# EXERCISE REQUIREMENTS
Any images in the material are to be dropped while every line is retyped exactly.

---------- DATA LISTING

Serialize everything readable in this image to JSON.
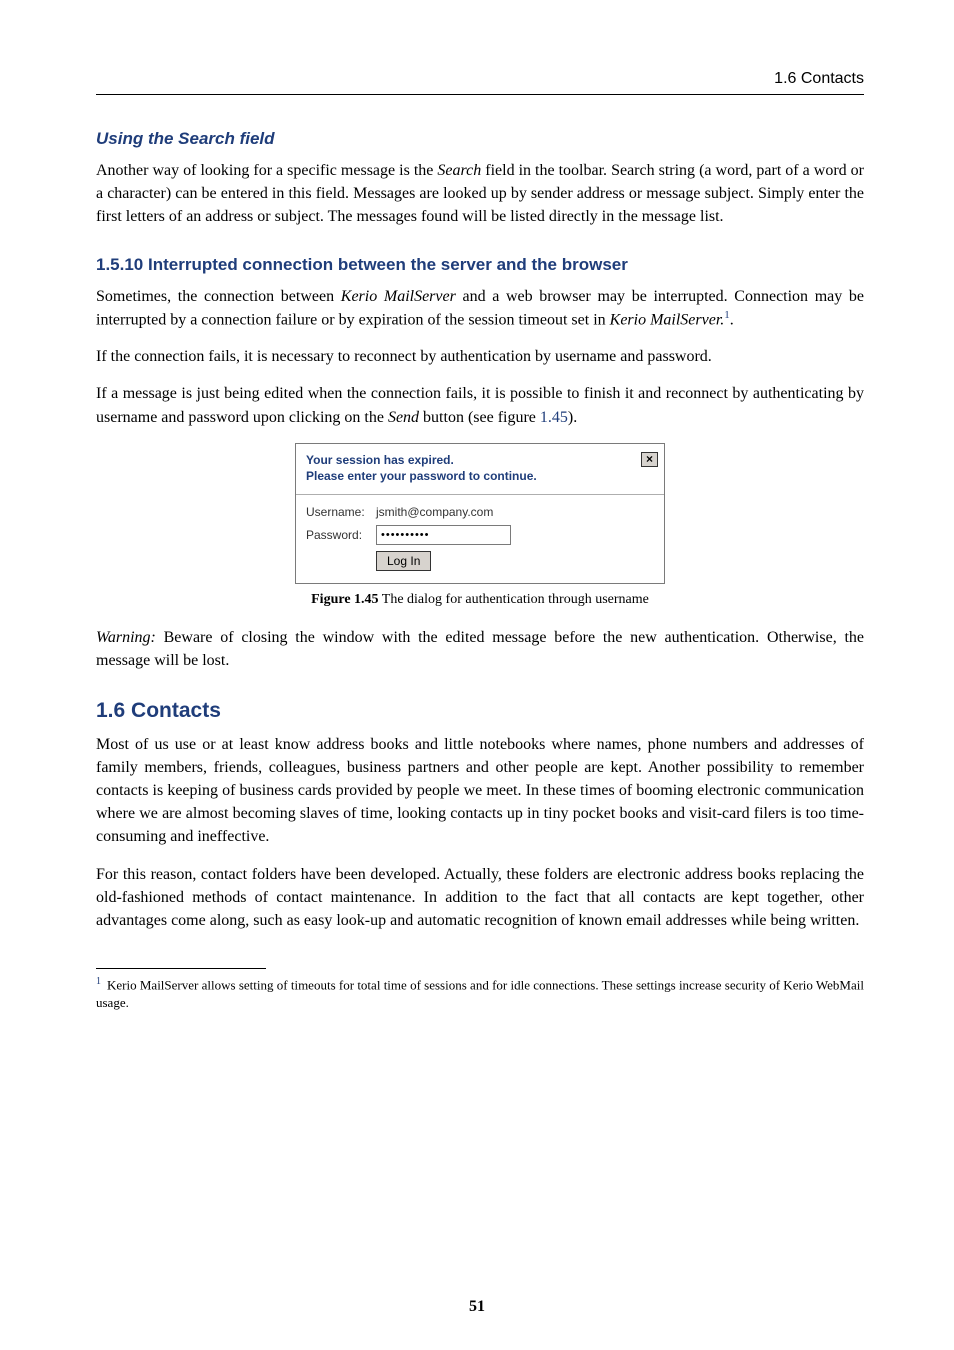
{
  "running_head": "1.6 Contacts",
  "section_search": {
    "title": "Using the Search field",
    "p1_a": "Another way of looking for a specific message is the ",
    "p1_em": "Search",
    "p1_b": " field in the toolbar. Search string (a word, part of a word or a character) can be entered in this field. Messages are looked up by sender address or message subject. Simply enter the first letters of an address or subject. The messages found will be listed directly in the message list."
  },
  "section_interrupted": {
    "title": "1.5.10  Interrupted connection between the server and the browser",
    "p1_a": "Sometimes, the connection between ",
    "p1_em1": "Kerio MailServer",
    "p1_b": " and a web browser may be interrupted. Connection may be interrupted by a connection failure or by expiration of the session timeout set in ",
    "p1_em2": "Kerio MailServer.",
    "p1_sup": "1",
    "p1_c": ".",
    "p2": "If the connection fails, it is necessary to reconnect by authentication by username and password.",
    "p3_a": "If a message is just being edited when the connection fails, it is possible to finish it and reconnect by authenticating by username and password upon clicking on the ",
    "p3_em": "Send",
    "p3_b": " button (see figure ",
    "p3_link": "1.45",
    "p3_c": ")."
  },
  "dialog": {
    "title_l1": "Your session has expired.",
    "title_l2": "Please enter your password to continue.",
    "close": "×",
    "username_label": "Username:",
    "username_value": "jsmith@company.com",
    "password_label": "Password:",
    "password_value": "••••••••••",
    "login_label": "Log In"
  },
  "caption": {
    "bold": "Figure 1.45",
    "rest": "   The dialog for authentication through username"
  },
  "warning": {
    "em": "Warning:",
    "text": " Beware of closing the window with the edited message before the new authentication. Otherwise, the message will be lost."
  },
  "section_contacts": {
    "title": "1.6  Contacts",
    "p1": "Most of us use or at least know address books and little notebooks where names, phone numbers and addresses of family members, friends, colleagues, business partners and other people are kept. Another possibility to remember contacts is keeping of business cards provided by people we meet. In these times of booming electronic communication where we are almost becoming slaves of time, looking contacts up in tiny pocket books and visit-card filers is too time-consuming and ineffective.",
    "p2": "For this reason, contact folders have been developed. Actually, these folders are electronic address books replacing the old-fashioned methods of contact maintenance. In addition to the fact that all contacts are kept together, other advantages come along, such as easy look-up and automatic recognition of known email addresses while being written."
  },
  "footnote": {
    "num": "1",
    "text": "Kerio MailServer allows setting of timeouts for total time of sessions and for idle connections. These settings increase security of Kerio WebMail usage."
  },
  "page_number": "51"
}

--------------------

# WRITTEN REPLY
Serialize everything readable in this image to JSON.
{
  "running_head": "1.6 Contacts",
  "section_search": {
    "title": "Using the Search field",
    "p1_a": "Another way of looking for a specific message is the ",
    "p1_em": "Search",
    "p1_b": " field in the toolbar. Search string (a word, part of a word or a character) can be entered in this field. Messages are looked up by sender address or message subject. Simply enter the first letters of an address or subject. The messages found will be listed directly in the message list."
  },
  "section_interrupted": {
    "title": "1.5.10  Interrupted connection between the server and the browser",
    "p1_a": "Sometimes, the connection between ",
    "p1_em1": "Kerio MailServer",
    "p1_b": " and a web browser may be interrupted. Connection may be interrupted by a connection failure or by expiration of the session timeout set in ",
    "p1_em2": "Kerio MailServer.",
    "p1_sup": "1",
    "p1_c": ".",
    "p2": "If the connection fails, it is necessary to reconnect by authentication by username and password.",
    "p3_a": "If a message is just being edited when the connection fails, it is possible to finish it and reconnect by authenticating by username and password upon clicking on the ",
    "p3_em": "Send",
    "p3_b": " button (see figure ",
    "p3_link": "1.45",
    "p3_c": ")."
  },
  "dialog": {
    "title_l1": "Your session has expired.",
    "title_l2": "Please enter your password to continue.",
    "close": "×",
    "username_label": "Username:",
    "username_value": "jsmith@company.com",
    "password_label": "Password:",
    "password_value": "••••••••••",
    "login_label": "Log In"
  },
  "caption": {
    "bold": "Figure 1.45",
    "rest": "   The dialog for authentication through username"
  },
  "warning": {
    "em": "Warning:",
    "text": " Beware of closing the window with the edited message before the new authentication. Otherwise, the message will be lost."
  },
  "section_contacts": {
    "title": "1.6  Contacts",
    "p1": "Most of us use or at least know address books and little notebooks where names, phone numbers and addresses of family members, friends, colleagues, business partners and other people are kept. Another possibility to remember contacts is keeping of business cards provided by people we meet. In these times of booming electronic communication where we are almost becoming slaves of time, looking contacts up in tiny pocket books and visit-card filers is too time-consuming and ineffective.",
    "p2": "For this reason, contact folders have been developed. Actually, these folders are electronic address books replacing the old-fashioned methods of contact maintenance. In addition to the fact that all contacts are kept together, other advantages come along, such as easy look-up and automatic recognition of known email addresses while being written."
  },
  "footnote": {
    "num": "1",
    "text": "Kerio MailServer allows setting of timeouts for total time of sessions and for idle connections. These settings increase security of Kerio WebMail usage."
  },
  "page_number": "51"
}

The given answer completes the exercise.